Needless to say, I have nothing really new to add as of late until it gets finished. Instead I am going to do a quick post on a crazy cool exhibit I saw in Toronto this summer at the Textile Museum of Canada (http://www.textilemuseum.ca/). The museum, right downtown and tucked into a little side street, is such an interesting little space, and easy to miss if you aren’t looking for it!

I was hoping to see some interesting quilts but what really blew my mind was the exhibit, “Huicholes: A People Walking Towards the Light, Wixarika Art by José Benítez Sánchez”. These yarn paintings were really so breathtaking, and quite large!

Kauymari, the Wind and the Word

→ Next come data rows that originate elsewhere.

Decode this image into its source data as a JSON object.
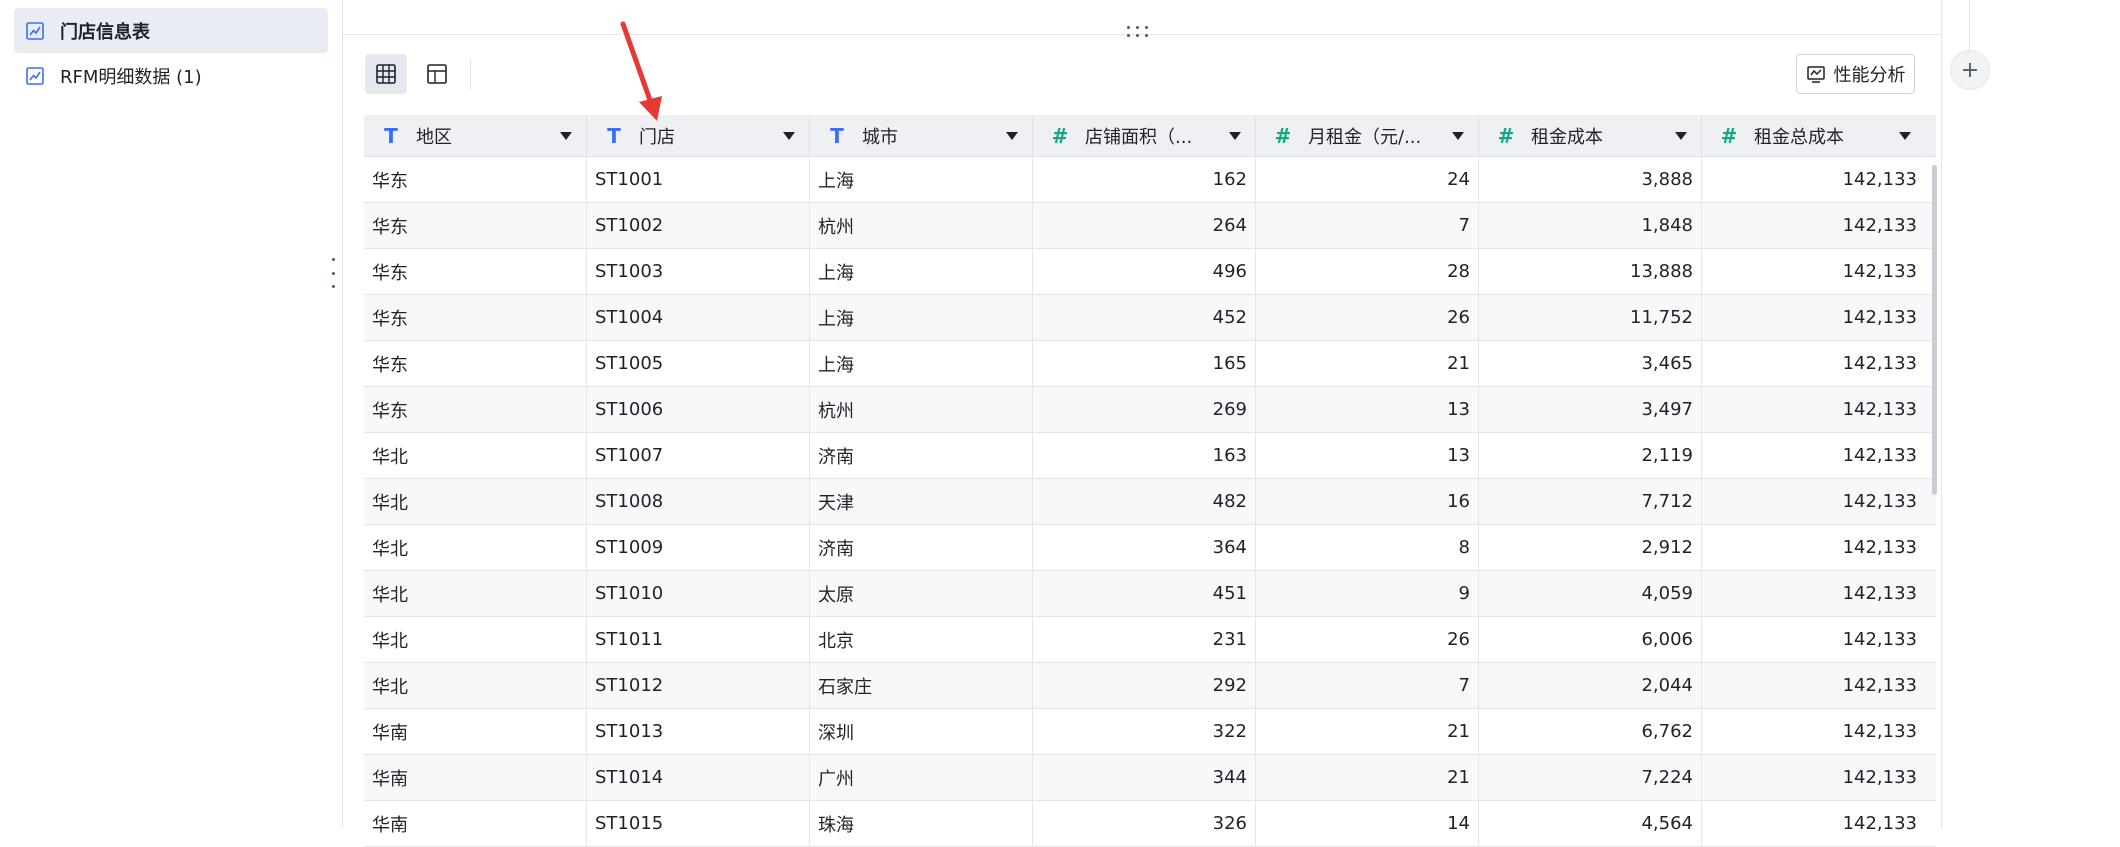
{
  "sidebar": {
    "items": [
      {
        "label": "门店信息表",
        "icon": "line-chart-icon",
        "active": true
      },
      {
        "label": "RFM明细数据 (1)",
        "icon": "line-chart-icon",
        "active": false
      }
    ]
  },
  "toolbar": {
    "views": [
      {
        "icon": "grid-view-icon",
        "active": true
      },
      {
        "icon": "layout-view-icon",
        "active": false
      }
    ],
    "perf_button_label": "性能分析",
    "add_icon": "+"
  },
  "table": {
    "columns": [
      {
        "label": "地区",
        "type": "text"
      },
      {
        "label": "门店",
        "type": "text"
      },
      {
        "label": "城市",
        "type": "text"
      },
      {
        "label": "店铺面积（...",
        "type": "number"
      },
      {
        "label": "月租金（元/...",
        "type": "number"
      },
      {
        "label": "租金成本",
        "type": "number"
      },
      {
        "label": "租金总成本",
        "type": "number"
      }
    ],
    "rows": [
      [
        "华东",
        "ST1001",
        "上海",
        "162",
        "24",
        "3,888",
        "142,133"
      ],
      [
        "华东",
        "ST1002",
        "杭州",
        "264",
        "7",
        "1,848",
        "142,133"
      ],
      [
        "华东",
        "ST1003",
        "上海",
        "496",
        "28",
        "13,888",
        "142,133"
      ],
      [
        "华东",
        "ST1004",
        "上海",
        "452",
        "26",
        "11,752",
        "142,133"
      ],
      [
        "华东",
        "ST1005",
        "上海",
        "165",
        "21",
        "3,465",
        "142,133"
      ],
      [
        "华东",
        "ST1006",
        "杭州",
        "269",
        "13",
        "3,497",
        "142,133"
      ],
      [
        "华北",
        "ST1007",
        "济南",
        "163",
        "13",
        "2,119",
        "142,133"
      ],
      [
        "华北",
        "ST1008",
        "天津",
        "482",
        "16",
        "7,712",
        "142,133"
      ],
      [
        "华北",
        "ST1009",
        "济南",
        "364",
        "8",
        "2,912",
        "142,133"
      ],
      [
        "华北",
        "ST1010",
        "太原",
        "451",
        "9",
        "4,059",
        "142,133"
      ],
      [
        "华北",
        "ST1011",
        "北京",
        "231",
        "26",
        "6,006",
        "142,133"
      ],
      [
        "华北",
        "ST1012",
        "石家庄",
        "292",
        "7",
        "2,044",
        "142,133"
      ],
      [
        "华南",
        "ST1013",
        "深圳",
        "322",
        "21",
        "6,762",
        "142,133"
      ],
      [
        "华南",
        "ST1014",
        "广州",
        "344",
        "21",
        "7,224",
        "142,133"
      ],
      [
        "华南",
        "ST1015",
        "珠海",
        "326",
        "14",
        "4,564",
        "142,133"
      ]
    ]
  },
  "colors": {
    "accent": "#3b6ef5",
    "number_icon": "#13a884",
    "annotation": "#e53935"
  }
}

Kauymari, the Wind and the Word by José Benítez Sánchez, 2005. The caption accompanying the piece reads “Tamatsi Kauyumari (Our Elder Brother, He Who Does Not Even Know His Name) is the god of the word as he is the one who taught the Huichol people to name things. At the centre of this yarn painting, we see Kauyumari in the form of the deer that taught the believers the language they hear at the sacred sites. According to Sánchez, before Kauyumari taught them language, ‘the entire world spoke badly.'” I think it’s so great how the various languages spilling out of the mouths is depicted!

These pieces are made by taking a piece of wooden board, covering it in a layer of beeswax, and then pressing yarn into the wax to make a highly detailed and colourful image. Other art pieces included very intricate beadwork, and such an exciting and remarkable texture is created when the beads cover an entire sculptural piece.

Tamatsi Kauyumari: Our Elder Brother, He Who Does Not Even Know His Name

Accompanying exhibit caption: “Tamatsi Kauyumari, also known as the Blue Deer, is the cultural hero of the Huichol. As he is an ambivalent being, he is associated with the morning and evening star.” This caption goes on to describe how Tamatsi Kauyumari was turned into a deer, and how pilgrims to the desert in a traditional yearly pilgrimage are able to interact with him through the consumption of peyote.

These pieces are filled with symbolism and imagery special to the Huicholes people and their culture and it was a pleasure to get a glimpse into their worldview.

For more information I bought a book in the gift shop that went with the exhibit “Yarn Paintings of the Huichol” by Hope Maclean.

Beaded Bowl

As captioned at the exhibit, “This artisanal bowl is made from a gourd. It was inspired by a ritual bowl.”